Your goal:
For each line in the data below that has the word "name", copy that line.

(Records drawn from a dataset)
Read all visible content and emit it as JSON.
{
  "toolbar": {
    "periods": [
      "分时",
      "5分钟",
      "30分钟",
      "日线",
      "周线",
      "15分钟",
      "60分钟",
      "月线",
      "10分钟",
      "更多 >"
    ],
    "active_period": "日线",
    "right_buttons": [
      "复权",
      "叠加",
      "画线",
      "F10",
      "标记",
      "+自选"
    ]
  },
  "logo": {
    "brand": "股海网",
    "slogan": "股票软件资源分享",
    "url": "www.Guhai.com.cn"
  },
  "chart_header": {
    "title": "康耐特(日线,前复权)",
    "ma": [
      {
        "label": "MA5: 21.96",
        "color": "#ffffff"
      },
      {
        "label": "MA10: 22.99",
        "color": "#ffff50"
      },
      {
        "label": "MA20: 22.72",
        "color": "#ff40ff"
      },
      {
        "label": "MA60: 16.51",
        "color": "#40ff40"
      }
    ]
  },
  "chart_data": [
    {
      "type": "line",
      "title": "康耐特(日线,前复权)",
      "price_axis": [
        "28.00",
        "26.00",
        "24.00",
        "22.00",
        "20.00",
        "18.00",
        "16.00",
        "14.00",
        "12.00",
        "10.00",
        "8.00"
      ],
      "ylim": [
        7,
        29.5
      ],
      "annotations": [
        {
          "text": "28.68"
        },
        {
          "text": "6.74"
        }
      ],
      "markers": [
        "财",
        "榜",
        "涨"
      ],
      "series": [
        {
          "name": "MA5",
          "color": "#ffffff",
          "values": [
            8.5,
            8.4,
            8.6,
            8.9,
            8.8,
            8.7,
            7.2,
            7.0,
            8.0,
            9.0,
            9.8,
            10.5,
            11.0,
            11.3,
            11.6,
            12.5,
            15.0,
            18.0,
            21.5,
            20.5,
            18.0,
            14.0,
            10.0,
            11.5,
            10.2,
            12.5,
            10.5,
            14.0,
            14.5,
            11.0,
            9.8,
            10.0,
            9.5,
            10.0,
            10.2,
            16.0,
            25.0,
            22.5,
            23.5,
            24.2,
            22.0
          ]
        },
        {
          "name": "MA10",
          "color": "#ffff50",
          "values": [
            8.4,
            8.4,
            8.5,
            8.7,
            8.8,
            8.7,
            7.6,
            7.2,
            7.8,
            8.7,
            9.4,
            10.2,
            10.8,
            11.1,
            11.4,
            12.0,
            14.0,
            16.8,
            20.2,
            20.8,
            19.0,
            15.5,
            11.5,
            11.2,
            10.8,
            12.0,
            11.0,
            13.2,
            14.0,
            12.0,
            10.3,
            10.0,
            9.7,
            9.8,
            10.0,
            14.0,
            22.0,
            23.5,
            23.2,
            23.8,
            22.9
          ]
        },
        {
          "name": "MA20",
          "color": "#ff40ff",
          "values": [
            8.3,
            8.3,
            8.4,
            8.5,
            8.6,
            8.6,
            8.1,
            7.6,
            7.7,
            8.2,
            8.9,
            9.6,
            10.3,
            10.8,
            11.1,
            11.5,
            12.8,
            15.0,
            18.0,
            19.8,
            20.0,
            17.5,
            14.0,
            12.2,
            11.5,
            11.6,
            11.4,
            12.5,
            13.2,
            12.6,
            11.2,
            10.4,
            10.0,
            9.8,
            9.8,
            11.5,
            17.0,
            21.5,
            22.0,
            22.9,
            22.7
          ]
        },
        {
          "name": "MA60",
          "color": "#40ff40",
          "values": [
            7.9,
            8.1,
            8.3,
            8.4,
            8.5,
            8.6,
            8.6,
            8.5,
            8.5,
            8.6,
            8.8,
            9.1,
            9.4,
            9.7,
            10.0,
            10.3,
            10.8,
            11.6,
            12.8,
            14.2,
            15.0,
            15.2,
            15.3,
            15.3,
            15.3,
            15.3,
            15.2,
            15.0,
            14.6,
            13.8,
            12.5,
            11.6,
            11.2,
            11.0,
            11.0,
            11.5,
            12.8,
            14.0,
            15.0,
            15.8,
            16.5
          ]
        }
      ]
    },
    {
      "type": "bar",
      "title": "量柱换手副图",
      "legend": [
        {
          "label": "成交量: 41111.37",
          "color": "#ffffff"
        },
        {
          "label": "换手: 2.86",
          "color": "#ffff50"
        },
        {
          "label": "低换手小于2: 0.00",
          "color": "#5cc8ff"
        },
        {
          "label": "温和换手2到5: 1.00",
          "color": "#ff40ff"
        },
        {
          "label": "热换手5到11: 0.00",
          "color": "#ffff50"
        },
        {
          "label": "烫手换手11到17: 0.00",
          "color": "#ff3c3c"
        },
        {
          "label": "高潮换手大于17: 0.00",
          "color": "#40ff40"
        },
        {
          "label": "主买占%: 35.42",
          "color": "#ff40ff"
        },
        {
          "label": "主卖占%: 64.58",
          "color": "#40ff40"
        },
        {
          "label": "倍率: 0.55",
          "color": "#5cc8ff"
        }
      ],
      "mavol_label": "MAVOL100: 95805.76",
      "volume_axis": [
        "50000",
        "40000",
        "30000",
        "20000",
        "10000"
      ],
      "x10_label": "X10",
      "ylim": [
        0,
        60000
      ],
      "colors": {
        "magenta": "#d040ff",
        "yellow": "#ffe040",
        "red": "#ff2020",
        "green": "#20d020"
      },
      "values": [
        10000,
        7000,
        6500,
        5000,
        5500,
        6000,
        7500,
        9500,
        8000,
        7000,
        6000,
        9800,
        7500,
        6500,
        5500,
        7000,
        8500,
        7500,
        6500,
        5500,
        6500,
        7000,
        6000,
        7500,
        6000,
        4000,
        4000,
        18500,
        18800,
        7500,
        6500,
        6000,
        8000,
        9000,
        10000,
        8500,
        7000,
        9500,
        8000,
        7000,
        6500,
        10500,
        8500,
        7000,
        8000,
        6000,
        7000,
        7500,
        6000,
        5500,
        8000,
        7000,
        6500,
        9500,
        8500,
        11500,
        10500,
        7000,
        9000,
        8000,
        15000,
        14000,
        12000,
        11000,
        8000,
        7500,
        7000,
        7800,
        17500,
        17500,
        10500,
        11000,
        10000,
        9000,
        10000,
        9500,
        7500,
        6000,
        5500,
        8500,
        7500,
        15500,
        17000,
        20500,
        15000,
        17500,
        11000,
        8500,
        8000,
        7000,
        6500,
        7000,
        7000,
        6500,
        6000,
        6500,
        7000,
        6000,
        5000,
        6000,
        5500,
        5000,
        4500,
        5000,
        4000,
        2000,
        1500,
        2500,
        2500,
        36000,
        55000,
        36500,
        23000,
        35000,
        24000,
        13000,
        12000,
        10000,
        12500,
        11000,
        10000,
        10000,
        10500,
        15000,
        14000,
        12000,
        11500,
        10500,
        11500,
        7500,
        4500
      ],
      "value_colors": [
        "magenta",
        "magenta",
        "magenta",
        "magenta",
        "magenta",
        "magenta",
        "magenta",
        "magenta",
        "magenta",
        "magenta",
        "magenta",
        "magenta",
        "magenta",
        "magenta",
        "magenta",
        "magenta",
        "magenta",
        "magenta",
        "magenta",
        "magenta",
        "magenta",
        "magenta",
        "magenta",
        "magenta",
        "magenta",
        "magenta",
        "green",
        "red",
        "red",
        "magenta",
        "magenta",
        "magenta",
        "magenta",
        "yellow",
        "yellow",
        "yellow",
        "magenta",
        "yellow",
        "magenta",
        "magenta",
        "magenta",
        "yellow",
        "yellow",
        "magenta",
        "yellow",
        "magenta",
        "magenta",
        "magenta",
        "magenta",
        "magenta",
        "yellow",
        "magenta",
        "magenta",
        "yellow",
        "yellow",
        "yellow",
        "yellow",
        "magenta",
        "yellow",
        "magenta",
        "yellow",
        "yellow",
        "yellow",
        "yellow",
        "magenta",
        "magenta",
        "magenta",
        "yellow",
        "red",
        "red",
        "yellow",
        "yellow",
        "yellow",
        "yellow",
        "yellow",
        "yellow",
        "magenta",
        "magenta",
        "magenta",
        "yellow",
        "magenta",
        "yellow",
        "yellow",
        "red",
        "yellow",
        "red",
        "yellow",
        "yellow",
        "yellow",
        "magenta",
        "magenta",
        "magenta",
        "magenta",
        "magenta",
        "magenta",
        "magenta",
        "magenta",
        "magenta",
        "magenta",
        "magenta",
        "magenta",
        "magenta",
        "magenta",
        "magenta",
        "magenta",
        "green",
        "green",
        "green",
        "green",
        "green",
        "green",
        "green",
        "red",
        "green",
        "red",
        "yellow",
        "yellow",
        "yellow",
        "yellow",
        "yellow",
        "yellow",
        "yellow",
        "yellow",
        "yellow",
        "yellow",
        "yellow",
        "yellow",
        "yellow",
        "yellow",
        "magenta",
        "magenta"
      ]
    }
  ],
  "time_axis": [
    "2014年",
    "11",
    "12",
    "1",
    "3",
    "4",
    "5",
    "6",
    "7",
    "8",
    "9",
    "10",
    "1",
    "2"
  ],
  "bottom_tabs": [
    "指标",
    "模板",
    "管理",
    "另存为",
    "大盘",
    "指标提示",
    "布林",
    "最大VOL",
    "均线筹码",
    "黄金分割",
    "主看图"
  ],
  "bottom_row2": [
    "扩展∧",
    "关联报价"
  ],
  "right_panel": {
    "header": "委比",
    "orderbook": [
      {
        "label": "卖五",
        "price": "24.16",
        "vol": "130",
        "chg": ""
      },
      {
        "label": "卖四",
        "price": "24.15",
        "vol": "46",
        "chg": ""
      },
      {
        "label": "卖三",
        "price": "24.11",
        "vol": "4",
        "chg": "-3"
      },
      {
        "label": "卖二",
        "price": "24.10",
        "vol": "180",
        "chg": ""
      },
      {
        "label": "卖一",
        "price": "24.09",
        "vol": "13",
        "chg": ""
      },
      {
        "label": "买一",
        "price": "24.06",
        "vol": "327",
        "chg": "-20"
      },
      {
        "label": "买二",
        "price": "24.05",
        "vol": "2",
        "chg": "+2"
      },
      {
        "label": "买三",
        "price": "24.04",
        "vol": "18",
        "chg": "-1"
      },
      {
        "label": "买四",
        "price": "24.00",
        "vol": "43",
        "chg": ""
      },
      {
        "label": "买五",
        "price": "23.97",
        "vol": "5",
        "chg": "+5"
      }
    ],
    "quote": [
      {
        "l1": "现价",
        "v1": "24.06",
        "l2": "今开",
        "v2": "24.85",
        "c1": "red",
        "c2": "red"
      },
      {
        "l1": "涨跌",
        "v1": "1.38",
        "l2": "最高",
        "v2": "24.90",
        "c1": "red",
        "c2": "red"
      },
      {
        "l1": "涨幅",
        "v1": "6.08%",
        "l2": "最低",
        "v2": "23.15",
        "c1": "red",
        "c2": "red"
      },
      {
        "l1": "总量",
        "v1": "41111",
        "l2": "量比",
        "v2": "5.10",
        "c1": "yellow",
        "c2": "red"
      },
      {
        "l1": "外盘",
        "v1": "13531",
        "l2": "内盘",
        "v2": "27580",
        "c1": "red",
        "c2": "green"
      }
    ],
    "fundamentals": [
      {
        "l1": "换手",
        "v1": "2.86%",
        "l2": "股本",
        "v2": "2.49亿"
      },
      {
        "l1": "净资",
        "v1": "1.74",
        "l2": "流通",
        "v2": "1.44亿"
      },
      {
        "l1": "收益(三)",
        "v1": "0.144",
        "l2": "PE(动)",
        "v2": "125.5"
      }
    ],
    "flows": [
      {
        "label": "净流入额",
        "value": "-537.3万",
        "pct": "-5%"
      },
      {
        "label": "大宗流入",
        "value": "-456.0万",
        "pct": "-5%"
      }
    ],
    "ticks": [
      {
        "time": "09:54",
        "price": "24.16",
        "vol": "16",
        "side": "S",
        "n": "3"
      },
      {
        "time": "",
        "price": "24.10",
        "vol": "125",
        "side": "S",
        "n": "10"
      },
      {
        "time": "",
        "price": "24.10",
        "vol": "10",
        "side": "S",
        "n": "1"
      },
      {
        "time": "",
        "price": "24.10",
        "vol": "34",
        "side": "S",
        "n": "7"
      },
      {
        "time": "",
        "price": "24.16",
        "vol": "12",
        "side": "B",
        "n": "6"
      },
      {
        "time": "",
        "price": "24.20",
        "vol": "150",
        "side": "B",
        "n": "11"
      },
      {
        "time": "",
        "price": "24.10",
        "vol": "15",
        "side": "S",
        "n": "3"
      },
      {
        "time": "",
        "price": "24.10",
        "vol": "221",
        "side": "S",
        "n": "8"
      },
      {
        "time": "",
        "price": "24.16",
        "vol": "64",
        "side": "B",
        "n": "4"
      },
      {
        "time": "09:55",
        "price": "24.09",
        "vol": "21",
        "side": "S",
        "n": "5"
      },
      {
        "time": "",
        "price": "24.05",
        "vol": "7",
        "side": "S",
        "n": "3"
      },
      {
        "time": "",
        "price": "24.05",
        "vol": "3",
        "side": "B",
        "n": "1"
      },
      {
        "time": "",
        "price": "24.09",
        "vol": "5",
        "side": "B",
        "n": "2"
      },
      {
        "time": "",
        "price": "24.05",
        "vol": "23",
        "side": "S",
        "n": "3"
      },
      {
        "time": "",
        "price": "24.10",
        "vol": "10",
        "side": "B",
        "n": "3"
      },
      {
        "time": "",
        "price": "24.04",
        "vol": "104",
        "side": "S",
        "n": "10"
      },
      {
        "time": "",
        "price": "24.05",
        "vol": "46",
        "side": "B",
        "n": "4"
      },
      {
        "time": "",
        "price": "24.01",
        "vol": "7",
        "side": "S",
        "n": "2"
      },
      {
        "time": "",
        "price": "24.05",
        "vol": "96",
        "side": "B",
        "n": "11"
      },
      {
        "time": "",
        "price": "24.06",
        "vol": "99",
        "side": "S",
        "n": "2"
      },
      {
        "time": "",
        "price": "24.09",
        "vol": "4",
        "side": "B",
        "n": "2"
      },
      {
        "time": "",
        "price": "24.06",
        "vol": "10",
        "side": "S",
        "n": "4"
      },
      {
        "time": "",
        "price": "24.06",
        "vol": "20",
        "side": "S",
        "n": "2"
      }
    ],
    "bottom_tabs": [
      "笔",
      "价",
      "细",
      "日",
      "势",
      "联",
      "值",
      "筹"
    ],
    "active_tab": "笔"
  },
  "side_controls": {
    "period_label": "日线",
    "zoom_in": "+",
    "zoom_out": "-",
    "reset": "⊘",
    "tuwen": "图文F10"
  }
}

Written solution:
          "name": "MA5",
          "name": "MA10",
          "name": "MA20",
          "name": "MA60",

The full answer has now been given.